Brit social realism meets the spaghetti Western — and the former wins — in Shane Meadows’ “Once Upon a Time in the Midlands,” a marvelously involving family saga with which the maverick English helmer finally earns his silver spurs. Strongly cast from top to bottom with a roster of Blighty’s realist talent, and with a script that’s well structured without losing Meadows’ characteristically loose feel, pic is flawed only by a slight dip in temperature at the start of the third act and the lack of a sufficiently grandstanding finale for the film to break out into wider arenas. Still, with this third full-length feature, the young director of “TwentyFourSeven” and “A Room for Romeo Brass” can be said to have definitively arrived, with moderate-to-warm returns likely with vigorous marketing.

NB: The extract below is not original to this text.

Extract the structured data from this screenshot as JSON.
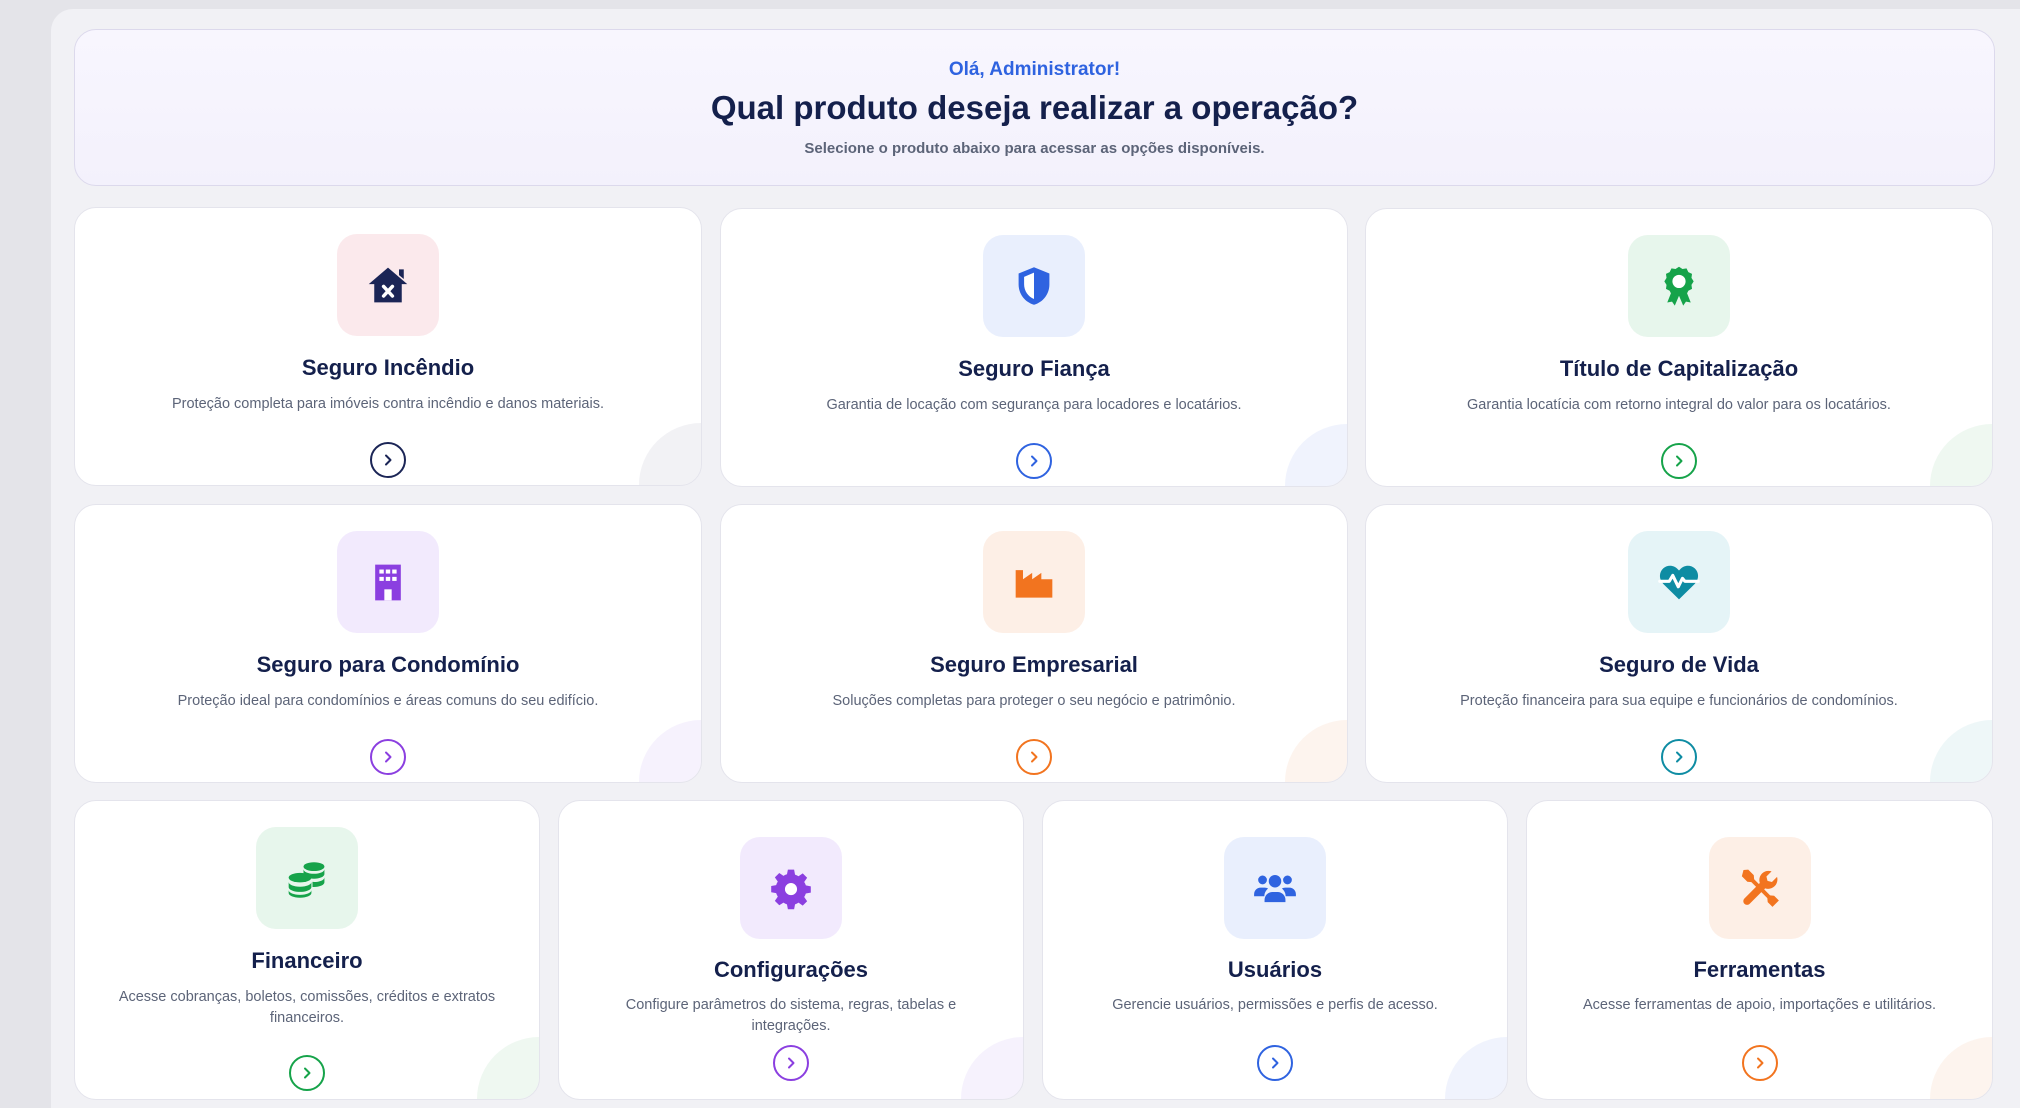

If the title itself weren’t enough, John Lunn’s gentle Morricone-meets-C&W pastiche, plus the main title graphics, announce the mold into which Meadows and regular co-writer Paul Fraser have squeezed their latest working class comedy of manners set in Nottingham, central England. But though “Midlands” is shot in widescreen, and the score and camera angles occasionally evoke the spirit of Sergio Leone, pic is far from being either a Brit Western or a grunge parody. In the end, Meadows the storyteller wins over Meadows the movie buff — to the picture’s and viewer’s advantage.
Yarn sets up the basic conflict from the opening sequence as Jimmy (Robert Carlyle), a small-time Scottish criminal, sees his one-time family and in-laws on a TV confessional show (hosted by real-life presenter Vanessa Feltz). During the program, which focuses on the marital problems between Jimmy’s foster sister, Carol (Kathy Burke), and her lay-about husband, Charlie (Ricky Tomlinson), Vanessa’s surprise guests include Jimmy’s ex-wife, Shirley (Shirley Henderson), and her longtime partner, Dek (Rhys Ifans).

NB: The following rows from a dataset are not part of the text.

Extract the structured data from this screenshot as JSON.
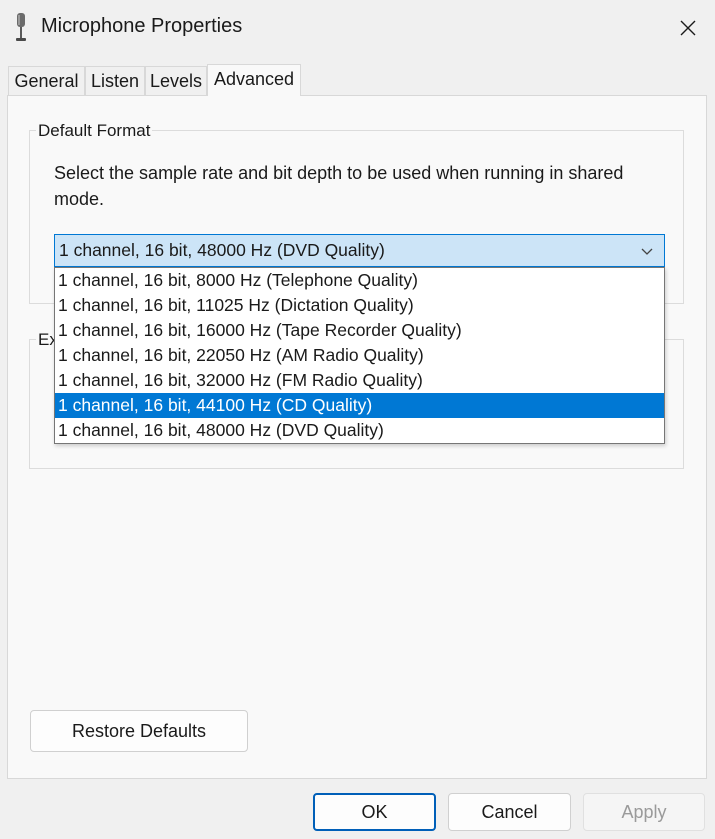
{
  "window": {
    "title": "Microphone Properties",
    "icon": "microphone-icon",
    "close_icon": "close-icon"
  },
  "tabs": [
    {
      "label": "General",
      "active": false
    },
    {
      "label": "Listen",
      "active": false
    },
    {
      "label": "Levels",
      "active": false
    },
    {
      "label": "Advanced",
      "active": true
    }
  ],
  "default_format": {
    "group_label": "Default Format",
    "description": "Select the sample rate and bit depth to be used when running in shared mode.",
    "selected_value": "1 channel, 16 bit, 48000 Hz (DVD Quality)",
    "options": [
      "1 channel, 16 bit, 8000 Hz (Telephone Quality)",
      "1 channel, 16 bit, 11025 Hz (Dictation Quality)",
      "1 channel, 16 bit, 16000 Hz (Tape Recorder Quality)",
      "1 channel, 16 bit, 22050 Hz (AM Radio Quality)",
      "1 channel, 16 bit, 32000 Hz (FM Radio Quality)",
      "1 channel, 16 bit, 44100 Hz (CD Quality)",
      "1 channel, 16 bit, 48000 Hz (DVD Quality)"
    ],
    "highlighted_option": "1 channel, 16 bit, 44100 Hz (CD Quality)"
  },
  "exclusive_mode": {
    "group_label_partial": "Ex"
  },
  "buttons": {
    "restore_defaults": "Restore Defaults",
    "ok": "OK",
    "cancel": "Cancel",
    "apply": "Apply"
  },
  "colors": {
    "accent": "#0078d4",
    "combo_highlight": "#cce4f7",
    "disabled_text": "#9a9a9a"
  }
}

When Dek proposes marriage to Shirley live on national TV — and she tearfully turns him down — Jimmy considers, on a whim, heading south from Glasgow to reclaim her after walking out years earlier. First, however, he has a snatch-and-grab job to pull off with his partners in crime (James Cosmo, Antony Strachan, David McKay). When that goes wrong, and he’s the only one left holding the swag, Jimmy gets out of town even faster than he’d planned.
Dek, who thought Jimmy was still in prison and out of his and Shirley’s lives, is distraught at the news of his return. Jimmy also doesn’t have the highest regard for the sappy garage mechanic (“Welsh wanker”) who now occupies a place in the heart of his Shirley and their 12-year-old daughter, Marlene (newcomer Finn Atkins). Shirley claims she loves only Dek; but when Jimmy breezes into the local pub one evening, her eyes (and the musical soundtrack) tell a different story.

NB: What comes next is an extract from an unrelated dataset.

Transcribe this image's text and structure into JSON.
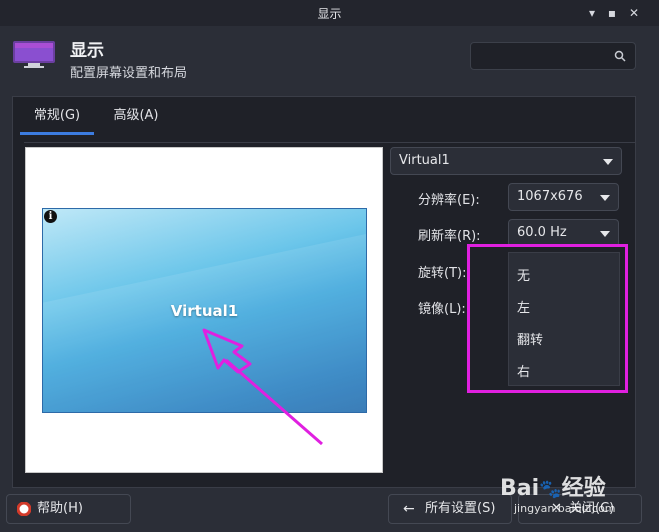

Film’s first 40 minutes are a tour de force of realistic character comedy and directorial flourishes that set up a host of interconnected stories, as well as the central dramatic arc. There’s an assurance in Meadows’ direction, and an impressive sense of architecture in the script, that carry the viewer along, hooking the interest way beyond the surface comedy of a spaghetti Western spoof.
When Jimmy’s colleagues blow into town, after the money and his hide, relationships are put to the test. Initially, Dek betrays Jimmy’s whereabouts to the thuggish trio; but the emotional cards in his and Shirley’s relationship turn out to be held not by the adults but by the smart and very honest Marlene.
Tempo drops somewhat at the hour mark, as Meadows and Fraser take time out to examine the effect of Jimmy’s arrival on several characters. Burke’s Carol, till then rather thinly developed, is a major beneficiary here as the experienced actress/comedienne is given some space to develop her part. Benefitting most, however, is Marlene, and Atkins (a student at a Nottingham-based TV workshop) grasps the chance with impressive maturity. The finale is pure Meadows, and entirely character-based, repaying the audience’s earlier patience at the start of act three.
Ensemble work is seamless, from major players like the tightly wound Carlyle, quiet but resonant Henderson (so good as the wife in “24 Hour Party People”), the ever-bluff Tomlinson and lilting Ifans — down to the various group choruses in the movie (the Glasgow gangsters, Dek’s staff) and Charlie and Carol’s vast family of kids. Unlike Meadows’ much darker “Romeo Brass,” there’s a real sense of joy in the pic’s coda as the ensemble and character work pay dividends.
Brian Tufano’s lensing of the nondescript Nottingham locations is smart without showing off, and editing is trim, with only about five minutes of spare flesh in the final third.